#### The problem
Go line by line through the records and tally those that include "JSON". Respond with the tally only.

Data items
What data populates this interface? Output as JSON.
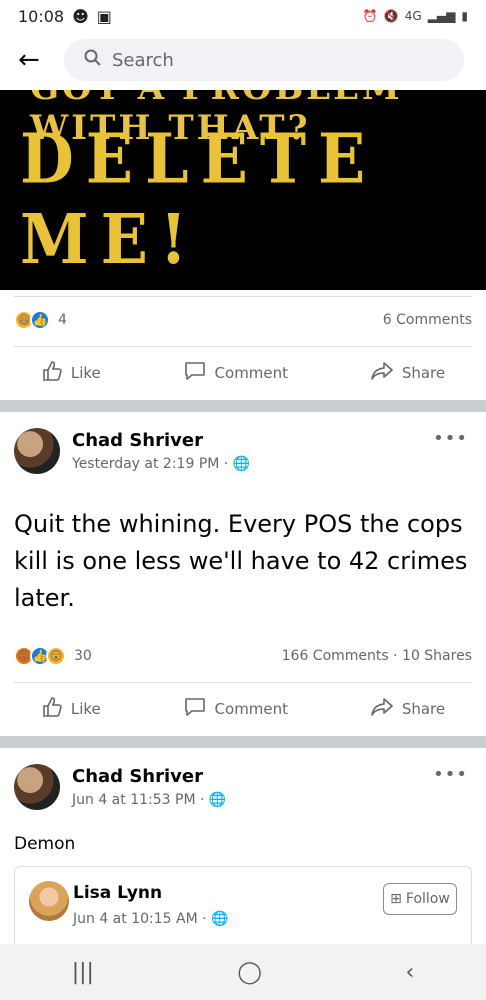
{
  "status": {
    "time": "10:08",
    "network": "4G"
  },
  "search": {
    "placeholder": "Search"
  },
  "post1": {
    "image_top_text": "GOT A PROBLEM WITH THAT?",
    "image_main_text": "DELETE ME!",
    "reaction_count": "4",
    "comments": "6 Comments"
  },
  "actions": {
    "like": "Like",
    "comment": "Comment",
    "share": "Share"
  },
  "post2": {
    "author": "Chad Shriver",
    "time": "Yesterday at 2:19 PM",
    "text": "Quit the whining. Every POS the cops kill is one less we'll have to 42 crimes later.",
    "reaction_count": "30",
    "stats": "166 Comments · 10 Shares"
  },
  "post3": {
    "author": "Chad Shriver",
    "time": "Jun 4 at 11:53 PM",
    "text": "Demon",
    "shared": {
      "author": "Lisa Lynn",
      "time": "Jun 4 at 10:15 AM",
      "follow_label": "Follow"
    }
  },
  "icons": [
    "back-arrow-icon",
    "search-icon",
    "globe-icon",
    "like-icon",
    "comment-icon",
    "share-icon",
    "more-icon"
  ],
  "colors": {
    "accent": "#1877f2",
    "gold": "#e8c33a"
  }
}
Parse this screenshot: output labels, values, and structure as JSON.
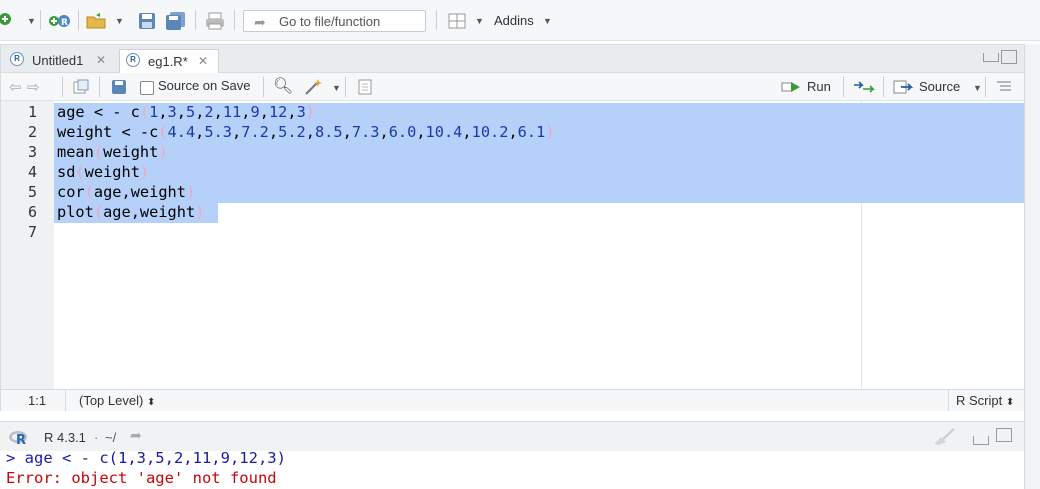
{
  "toolbar": {
    "goto_placeholder": "Go to file/function",
    "addins_label": "Addins"
  },
  "editor": {
    "tabs": [
      {
        "label": "Untitled1",
        "active": false
      },
      {
        "label": "eg1.R*",
        "active": true
      }
    ],
    "source_on_save_label": "Source on Save",
    "run_label": "Run",
    "source_label": "Source",
    "lines": [
      {
        "no": "1",
        "segments": [
          {
            "t": "age < - c"
          },
          {
            "t": "(",
            "c": "paren"
          },
          {
            "t": "1",
            "c": "num"
          },
          {
            "t": ","
          },
          {
            "t": "3",
            "c": "num"
          },
          {
            "t": ","
          },
          {
            "t": "5",
            "c": "num"
          },
          {
            "t": ","
          },
          {
            "t": "2",
            "c": "num"
          },
          {
            "t": ","
          },
          {
            "t": "11",
            "c": "num"
          },
          {
            "t": ","
          },
          {
            "t": "9",
            "c": "num"
          },
          {
            "t": ","
          },
          {
            "t": "12",
            "c": "num"
          },
          {
            "t": ","
          },
          {
            "t": "3",
            "c": "num"
          },
          {
            "t": ")",
            "c": "paren"
          }
        ]
      },
      {
        "no": "2",
        "segments": [
          {
            "t": "weight < -c"
          },
          {
            "t": "(",
            "c": "paren"
          },
          {
            "t": "4.4",
            "c": "num"
          },
          {
            "t": ","
          },
          {
            "t": "5.3",
            "c": "num"
          },
          {
            "t": ","
          },
          {
            "t": "7.2",
            "c": "num"
          },
          {
            "t": ","
          },
          {
            "t": "5.2",
            "c": "num"
          },
          {
            "t": ","
          },
          {
            "t": "8.5",
            "c": "num"
          },
          {
            "t": ","
          },
          {
            "t": "7.3",
            "c": "num"
          },
          {
            "t": ","
          },
          {
            "t": "6.0",
            "c": "num"
          },
          {
            "t": ","
          },
          {
            "t": "10.4",
            "c": "num"
          },
          {
            "t": ","
          },
          {
            "t": "10.2",
            "c": "num"
          },
          {
            "t": ","
          },
          {
            "t": "6.1",
            "c": "num"
          },
          {
            "t": ")",
            "c": "paren"
          }
        ]
      },
      {
        "no": "3",
        "segments": [
          {
            "t": "mean"
          },
          {
            "t": "(",
            "c": "paren"
          },
          {
            "t": "weight"
          },
          {
            "t": ")",
            "c": "paren"
          }
        ]
      },
      {
        "no": "4",
        "segments": [
          {
            "t": "sd"
          },
          {
            "t": "(",
            "c": "paren"
          },
          {
            "t": "weight"
          },
          {
            "t": ")",
            "c": "paren"
          }
        ]
      },
      {
        "no": "5",
        "segments": [
          {
            "t": "cor"
          },
          {
            "t": "(",
            "c": "paren"
          },
          {
            "t": "age,weight"
          },
          {
            "t": ")",
            "c": "paren"
          }
        ]
      },
      {
        "no": "6",
        "segments": [
          {
            "t": "plot"
          },
          {
            "t": "(",
            "c": "paren"
          },
          {
            "t": "age,weight"
          },
          {
            "t": ")",
            "c": "paren"
          }
        ]
      },
      {
        "no": "7",
        "segments": []
      }
    ],
    "status": {
      "position": "1:1",
      "scope": "(Top Level)",
      "file_type": "R Script"
    }
  },
  "console": {
    "r_version": "R 4.3.1",
    "path": "~/",
    "lines": [
      {
        "text": "> age < - c(1,3,5,2,11,9,12,3)",
        "color": "#1a1aa6"
      },
      {
        "text": "Error: object 'age' not found",
        "color": "#c5060b"
      }
    ]
  },
  "colors": {
    "selection": "#b5d1fa",
    "number": "#1a3aa8",
    "paren": "#f0a7bd",
    "error": "#c5060b"
  }
}
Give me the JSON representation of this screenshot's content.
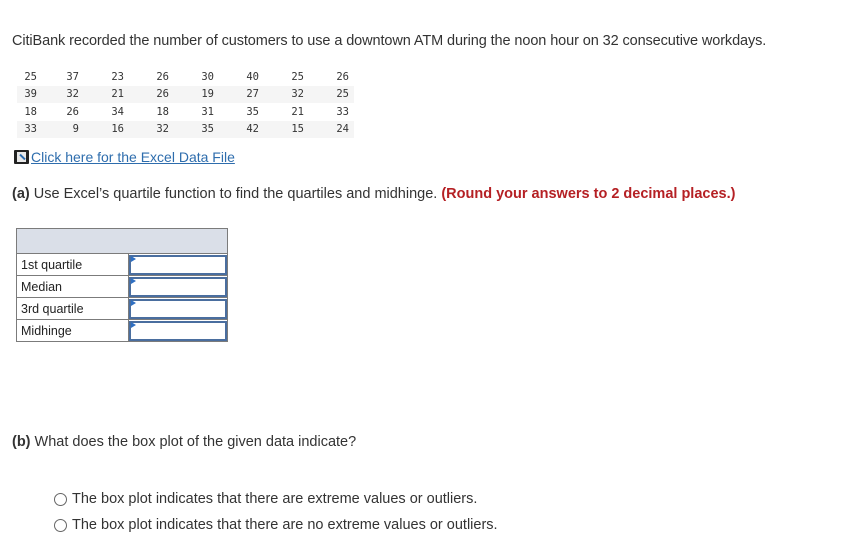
{
  "intro_text": "CitiBank recorded the number of customers to use a downtown ATM during the noon hour on 32 consecutive workdays.",
  "data_rows": [
    [
      "25",
      "37",
      "23",
      "26",
      "30",
      "40",
      "25",
      "26"
    ],
    [
      "39",
      "32",
      "21",
      "26",
      "19",
      "27",
      "32",
      "25"
    ],
    [
      "18",
      "26",
      "34",
      "18",
      "31",
      "35",
      "21",
      "33"
    ],
    [
      "33",
      "9",
      "16",
      "32",
      "35",
      "42",
      "15",
      "24"
    ]
  ],
  "excel_link": {
    "icon": "excel-file-icon",
    "label": "Click here for the Excel Data File"
  },
  "part_a": {
    "prefix": "(a)",
    "text": " Use Excel’s quartile function to find the quartiles and midhinge. ",
    "note": "(Round your answers to 2 decimal places.)"
  },
  "answer_table": {
    "header": "",
    "rows": [
      {
        "label": "1st quartile",
        "value": ""
      },
      {
        "label": "Median",
        "value": ""
      },
      {
        "label": "3rd quartile",
        "value": ""
      },
      {
        "label": "Midhinge",
        "value": ""
      }
    ]
  },
  "part_b": {
    "prefix": "(b)",
    "text": " What does the box plot of the given data indicate?",
    "options": [
      "The box plot indicates that there are extreme values or outliers.",
      "The box plot indicates that there are no extreme values or outliers."
    ]
  },
  "colors": {
    "link": "#2e6dad",
    "note_red": "#b52024",
    "header_bg": "#dadfe8",
    "input_border": "#4a6e9f"
  }
}
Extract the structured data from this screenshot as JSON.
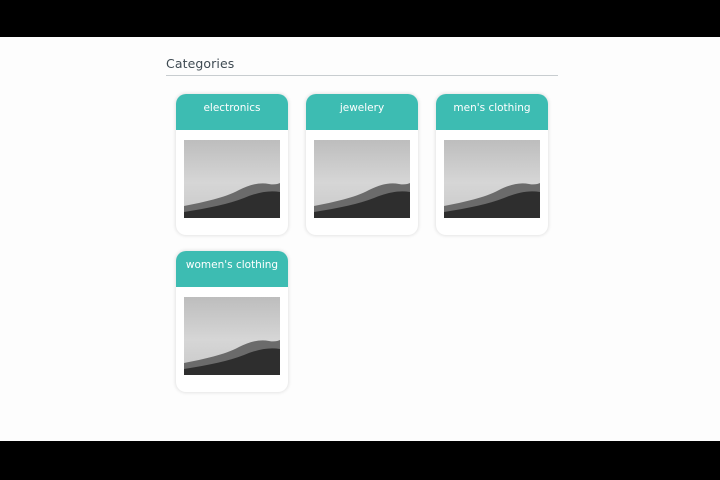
{
  "page": {
    "title": "Categories"
  },
  "colors": {
    "accent": "#3dbcb2",
    "background": "#fdfdfd",
    "title_text": "#3e4a52"
  },
  "categories": [
    {
      "name": "electronics",
      "image_icon": "landscape-photo"
    },
    {
      "name": "jewelery",
      "image_icon": "landscape-photo"
    },
    {
      "name": "men's clothing",
      "image_icon": "landscape-photo"
    },
    {
      "name": "women's clothing",
      "image_icon": "landscape-photo"
    }
  ]
}
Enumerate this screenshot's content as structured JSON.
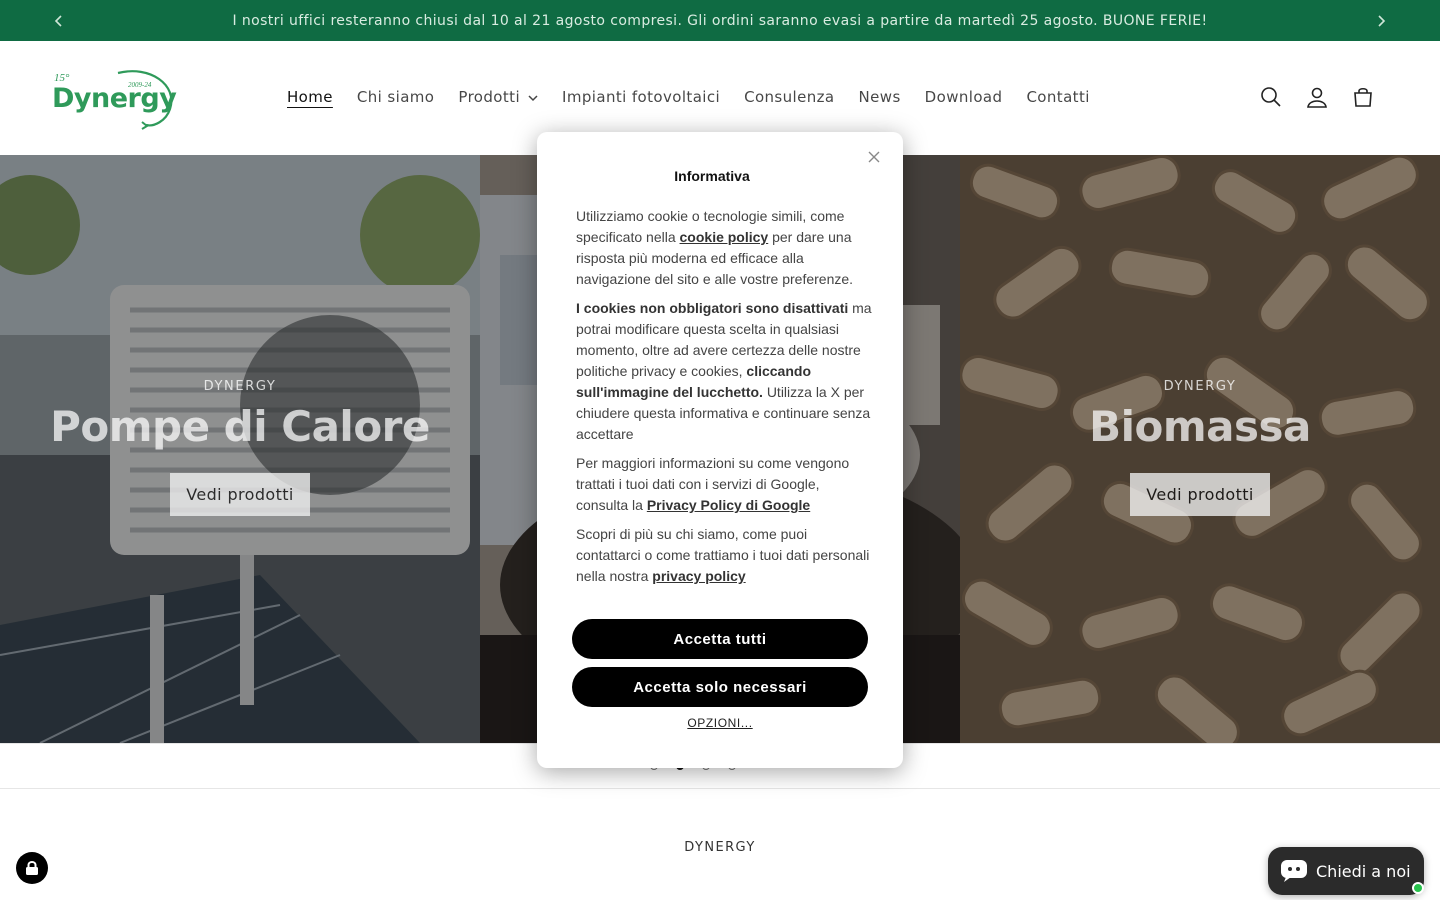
{
  "announcement": {
    "text": "I nostri uffici resteranno chiusi dal 10 al 21 agosto compresi. Gli ordini saranno evasi a partire da martedì 25 agosto. BUONE FERIE!",
    "prev_icon": "chevron-left-icon",
    "next_icon": "chevron-right-icon"
  },
  "header": {
    "logo_text": "Dynergy",
    "logo_badge": "15°",
    "logo_years": "2009-24",
    "nav": [
      {
        "label": "Home"
      },
      {
        "label": "Chi siamo"
      },
      {
        "label": "Prodotti"
      },
      {
        "label": "Impianti fotovoltaici"
      },
      {
        "label": "Consulenza"
      },
      {
        "label": "News"
      },
      {
        "label": "Download"
      },
      {
        "label": "Contatti"
      }
    ],
    "icons": [
      "search-icon",
      "account-icon",
      "cart-icon"
    ]
  },
  "hero": {
    "slides": [
      {
        "kicker": "DYNERGY",
        "title": "Pompe di Calore",
        "button": "Vedi prodotti"
      },
      {
        "kicker": "",
        "title": "",
        "button": ""
      },
      {
        "kicker": "DYNERGY",
        "title": "Biomassa",
        "button": "Vedi prodotti"
      }
    ],
    "dots_total": 4,
    "dot_active": 2
  },
  "section": {
    "kicker": "DYNERGY"
  },
  "chat": {
    "label": "Chiedi a noi"
  },
  "cookie_modal": {
    "title": "Informativa",
    "p1_before": "Utilizziamo cookie o tecnologie simili, come specificato nella",
    "p1_link": "cookie policy",
    "p1_after": "per dare una risposta più moderna ed efficace alla navigazione del sito e alle vostre preferenze.",
    "p2_bold": "I cookies non obbligatori sono disattivati",
    "p2_text": "ma potrai modificare questa scelta in qualsiasi momento, oltre ad avere certezza delle nostre politiche privacy e cookies,",
    "p2_bold2": "cliccando sull'immagine del lucchetto.",
    "p2_text2": "Utilizza la X per chiudere questa informativa e continuare senza accettare",
    "p3_before": "Per maggiori informazioni su come vengono trattati i tuoi dati con i servizi di Google, consulta la",
    "p3_link": "Privacy Policy di Google",
    "p4_before": "Scopri di più su chi siamo, come puoi contattarci o come trattiamo i tuoi dati personali nella nostra",
    "p4_link": "privacy policy",
    "accept_all": "Accetta tutti",
    "accept_necessary": "Accetta solo necessari",
    "options": "OPZIONI..."
  }
}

#### Problem solution
5